Printed (in English) in 1970, four years after the original French publication, In Britain is the eight volume of the series, and as the name suggests has Asterix and Obelix travelling the English Channel to assist Asterix’s first cousin (once removed) in their battle against the Roman invasion occurring at the time.This episode is one of the funnier books and is easily related to as the French obviously held the British in the same regard as the rest of the world and most of the mannerisms, colloquialisms and such are commonly perceived (either rightly or wrongly) the world over.So the story happens when Anticlimax is sent to the Gaulish village (By his chief Mykingdomforanos, who looks very much like Churchill)to get help in their hold out of the invasion. Asterix and Obelix are duly sent to return with him looking after a barrel of magic potion made up for the Brits. But the Romans, as per clockwork, attempt to block their path and end up confiscating every barrel of booze in London in an attempt to locate the potion…it leads to funny anecdotes about prohibition, blackmarketeering, and the effects of alcohol.While the story itself pans out to script, the many references to England and its ‘odd’ little ways is, like most volumes, the real fun in the story…finding them and understanding them. For example;reference to a Channel tunnel (which wasn’t even started until 20-odd years later) discussion about driving on what side of the road – the English on the right, the French on the left – in fact this issue didn’t actually arise until Napoleon so is more a dig rather than an accurate observation (at the time). There is also reference to the British pre-decimal currency and imperial measurements which is subtly humourous stopping for tea (and its discovery), and not working weekends – using these ingrained habits of the Poms is cunningly exploited by Caesar who only fights at 5pm and on weekends to defeat them. Rugby - read it and you’ll understand. continuous piss-taking of the English weather – “Do you often get fog?” “Goodness no, old chap! Only when it’s not raining” English equanimity “What, what?” The Beatles British cooking…boil everything and serve with warm beer Characters;aside of those mentioned already, the chief is also in charge of tribes from Ireland and Scotland, portrayed by McAnix and O’Veroptimistix - and reference is made to the tight-fistedness of the Scots. Stratocumulus, a returning Roman General Encyclopaedicus Britannicus – Roman Governor in London Dipsomaniax, of all things, an inn-keeper! Another inn-keeper is called Surtax. In doing a little homework I found this little snippet of info which I found incredible;StereotypesThe authors worried that, as had occurred with some of their books set outside of Gaul, they might receive complaints from British readers about the portrayal of their country. The following message was included in the original English release: “As usual, we caricature what we are fond of, and we are fond of the British, in spite of their strange way of putting Nelson on top of their columns instead of Napoleon. However, when it comes to presenting this skit on the British to the British, we feel we owe them a word or two of explanation. Our little cartoon stories do not make fun of the real thing, but the ideas of the real thing that people get into their heads, i.e., clichés. “We Gauls imagine the British talking in a very refined way, drinking tea at five o’clock and warm beer at the peculiar hours of opening time. The British eat their food boiled, with mint sauce; they are brave, phlegmatic, and always keep a stiff upper lip. Suppose we were British, caricaturing the Gauls, we would say they all wore berets, ate frogs and snails and drank red wine for breakfast. We might add that they all have hopelessly relaxed upper lips, and that phlegm is not their outstanding characteristic. And most of all, we should hope that the Gauls would have as good a sense of humour as the British.” The authors reported that, in comparison with other countries that Asterix visited, they received no complaints from the Britons regarding the book.

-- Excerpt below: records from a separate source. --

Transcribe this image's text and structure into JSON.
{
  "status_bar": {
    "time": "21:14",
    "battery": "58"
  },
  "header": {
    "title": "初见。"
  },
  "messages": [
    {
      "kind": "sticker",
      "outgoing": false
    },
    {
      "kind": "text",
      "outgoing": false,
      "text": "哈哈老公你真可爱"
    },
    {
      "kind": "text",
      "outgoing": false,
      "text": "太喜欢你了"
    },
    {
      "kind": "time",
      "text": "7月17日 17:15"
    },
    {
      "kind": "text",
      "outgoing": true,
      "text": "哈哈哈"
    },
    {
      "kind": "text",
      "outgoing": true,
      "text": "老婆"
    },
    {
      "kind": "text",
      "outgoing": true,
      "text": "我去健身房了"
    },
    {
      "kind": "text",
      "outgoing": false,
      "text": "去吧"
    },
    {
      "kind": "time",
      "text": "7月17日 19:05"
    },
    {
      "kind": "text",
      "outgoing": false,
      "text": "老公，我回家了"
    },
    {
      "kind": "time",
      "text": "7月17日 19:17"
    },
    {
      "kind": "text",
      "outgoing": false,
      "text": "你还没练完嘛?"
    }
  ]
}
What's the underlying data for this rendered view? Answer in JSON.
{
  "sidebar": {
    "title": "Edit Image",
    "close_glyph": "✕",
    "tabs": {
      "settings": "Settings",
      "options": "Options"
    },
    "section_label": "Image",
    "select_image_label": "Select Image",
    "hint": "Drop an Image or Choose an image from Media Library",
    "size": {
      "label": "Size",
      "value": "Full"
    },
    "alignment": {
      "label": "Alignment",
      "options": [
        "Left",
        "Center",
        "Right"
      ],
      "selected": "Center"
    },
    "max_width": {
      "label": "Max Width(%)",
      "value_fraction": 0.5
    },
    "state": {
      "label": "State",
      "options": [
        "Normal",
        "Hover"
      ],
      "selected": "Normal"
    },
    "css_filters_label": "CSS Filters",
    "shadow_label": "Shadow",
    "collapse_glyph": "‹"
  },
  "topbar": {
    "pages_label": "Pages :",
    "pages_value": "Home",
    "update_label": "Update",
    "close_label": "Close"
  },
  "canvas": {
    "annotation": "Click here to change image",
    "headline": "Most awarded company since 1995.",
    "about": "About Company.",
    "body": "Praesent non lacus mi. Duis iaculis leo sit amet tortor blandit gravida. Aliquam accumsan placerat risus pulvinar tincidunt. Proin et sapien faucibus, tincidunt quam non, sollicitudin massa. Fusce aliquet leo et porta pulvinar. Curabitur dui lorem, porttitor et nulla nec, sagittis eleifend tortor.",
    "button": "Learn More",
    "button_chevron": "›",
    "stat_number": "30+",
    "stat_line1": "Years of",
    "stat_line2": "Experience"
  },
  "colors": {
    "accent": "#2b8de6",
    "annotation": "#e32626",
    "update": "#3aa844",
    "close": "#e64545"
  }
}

Review by Chris.Graham
Loved the take on the British love of tea.
Review by mimal
autumn-2013, amusing, series, published-1965, art-forms, shortstory-shortstories-novellas, tbr-busting-2013Read from August 01 to September 09, 2013rosado> walkies!